Recorded data ▸
##########

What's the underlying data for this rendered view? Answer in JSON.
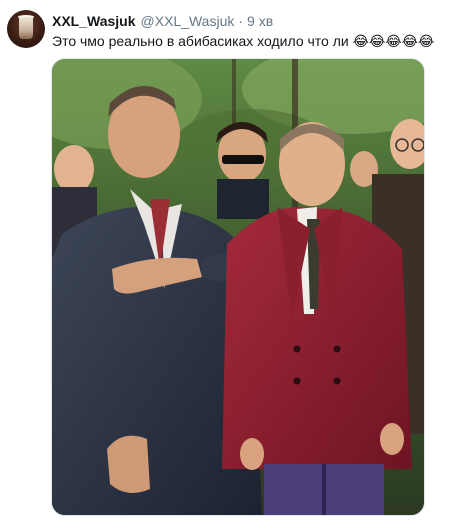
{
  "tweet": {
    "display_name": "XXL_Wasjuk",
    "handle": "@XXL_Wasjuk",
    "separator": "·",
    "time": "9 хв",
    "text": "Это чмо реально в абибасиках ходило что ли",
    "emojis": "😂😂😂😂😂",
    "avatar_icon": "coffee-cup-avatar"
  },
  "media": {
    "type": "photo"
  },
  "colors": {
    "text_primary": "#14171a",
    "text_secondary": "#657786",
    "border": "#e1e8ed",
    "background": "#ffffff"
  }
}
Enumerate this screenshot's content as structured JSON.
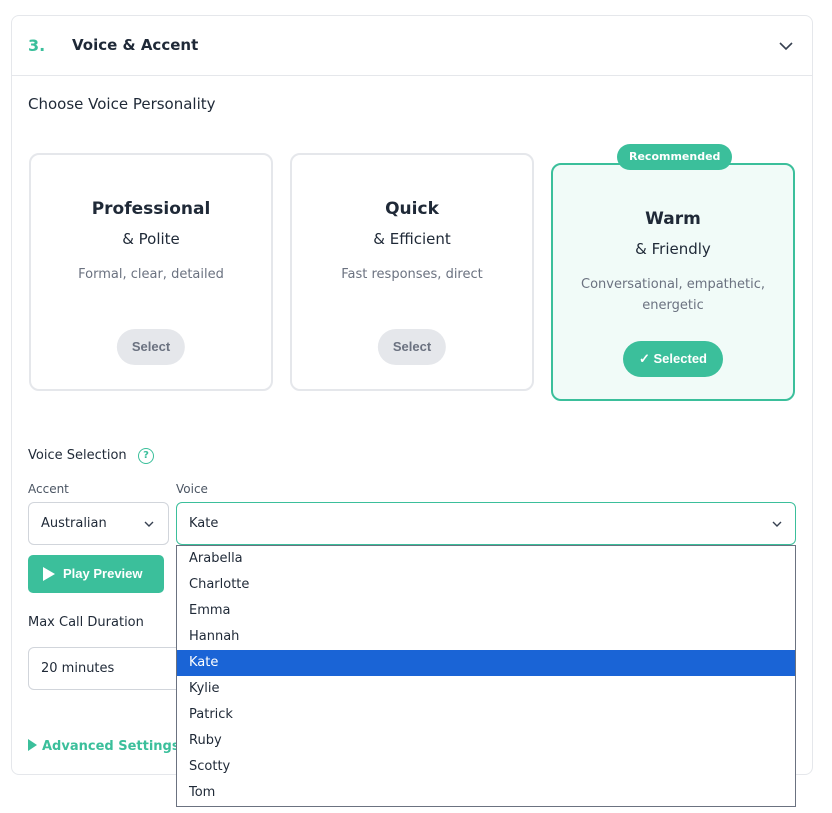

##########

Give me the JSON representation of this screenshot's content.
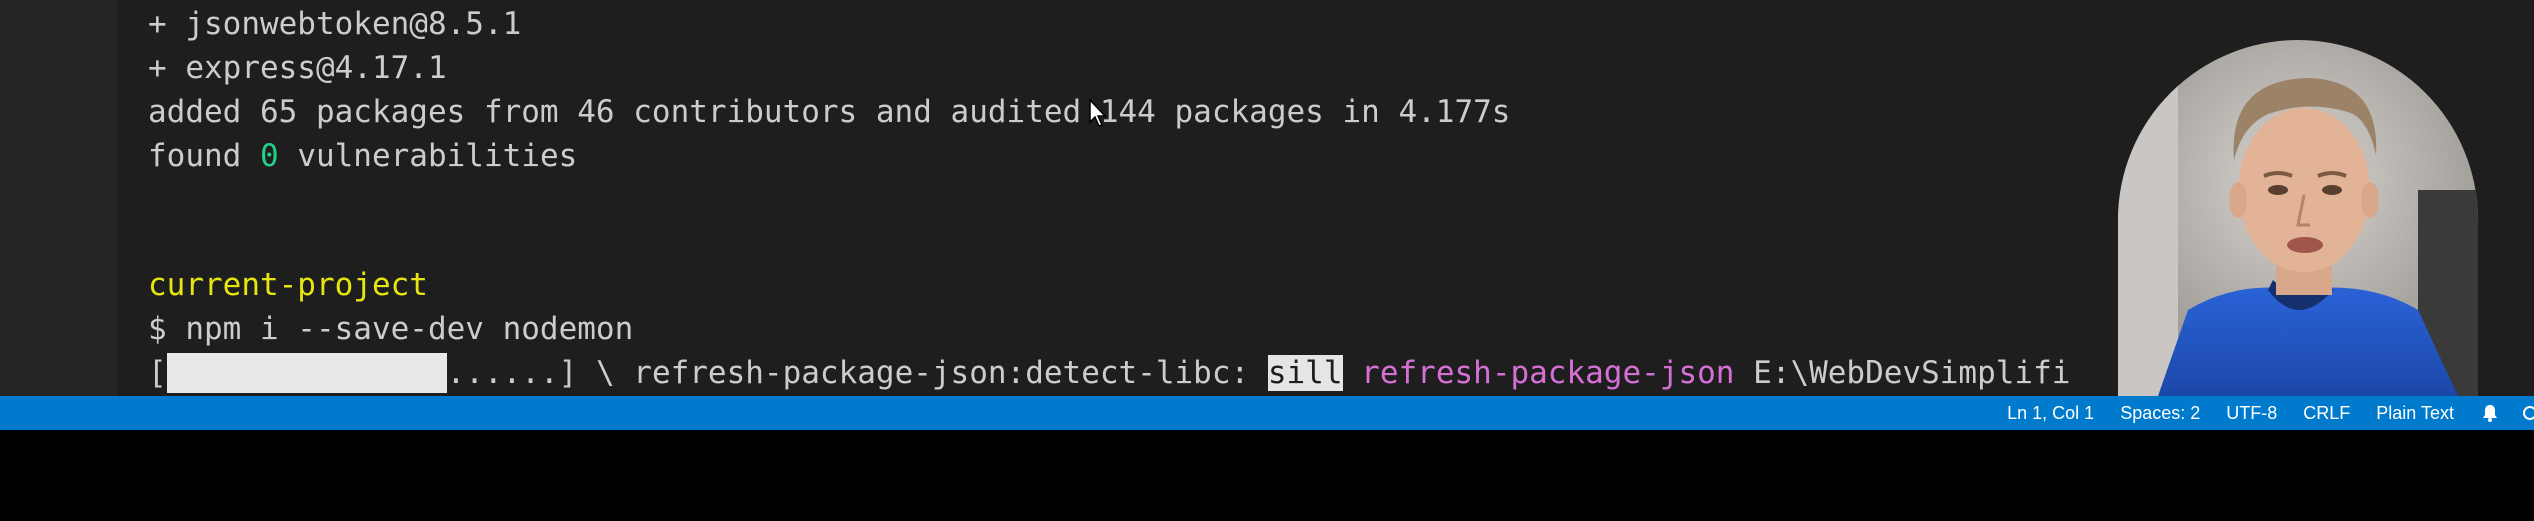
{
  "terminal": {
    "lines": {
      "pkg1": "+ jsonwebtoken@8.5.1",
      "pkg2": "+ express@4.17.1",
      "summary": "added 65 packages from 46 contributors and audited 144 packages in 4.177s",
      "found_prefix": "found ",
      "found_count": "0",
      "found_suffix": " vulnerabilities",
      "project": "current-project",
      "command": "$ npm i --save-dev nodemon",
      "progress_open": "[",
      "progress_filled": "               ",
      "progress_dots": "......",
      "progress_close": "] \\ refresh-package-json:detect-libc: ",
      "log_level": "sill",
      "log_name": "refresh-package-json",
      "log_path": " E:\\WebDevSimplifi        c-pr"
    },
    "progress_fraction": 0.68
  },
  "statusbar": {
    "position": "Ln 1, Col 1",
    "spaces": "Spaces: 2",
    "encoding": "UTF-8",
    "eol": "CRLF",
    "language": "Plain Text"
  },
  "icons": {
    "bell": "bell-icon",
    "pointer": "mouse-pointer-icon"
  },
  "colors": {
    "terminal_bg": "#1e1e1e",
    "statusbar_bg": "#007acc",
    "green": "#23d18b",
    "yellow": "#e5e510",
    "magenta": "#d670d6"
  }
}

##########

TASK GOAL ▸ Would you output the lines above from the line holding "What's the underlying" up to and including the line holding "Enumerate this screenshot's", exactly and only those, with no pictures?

WRITTEN RESPONSE ▸
What's the underlying data for this rendered view? Answer in JSON.
{
  "tweet": {
    "display_name": "XXL_Wasjuk",
    "handle": "@XXL_Wasjuk",
    "separator": "·",
    "time": "9 хв",
    "text": "Это чмо реально в абибасиках ходило что ли",
    "emojis": "😂😂😂😂😂",
    "avatar_icon": "coffee-cup-avatar"
  },
  "media": {
    "type": "photo"
  },
  "colors": {
    "text_primary": "#14171a",
    "text_secondary": "#657786",
    "border": "#e1e8ed",
    "background": "#ffffff"
  }
}
Enumerate this screenshot's content as structured JSON.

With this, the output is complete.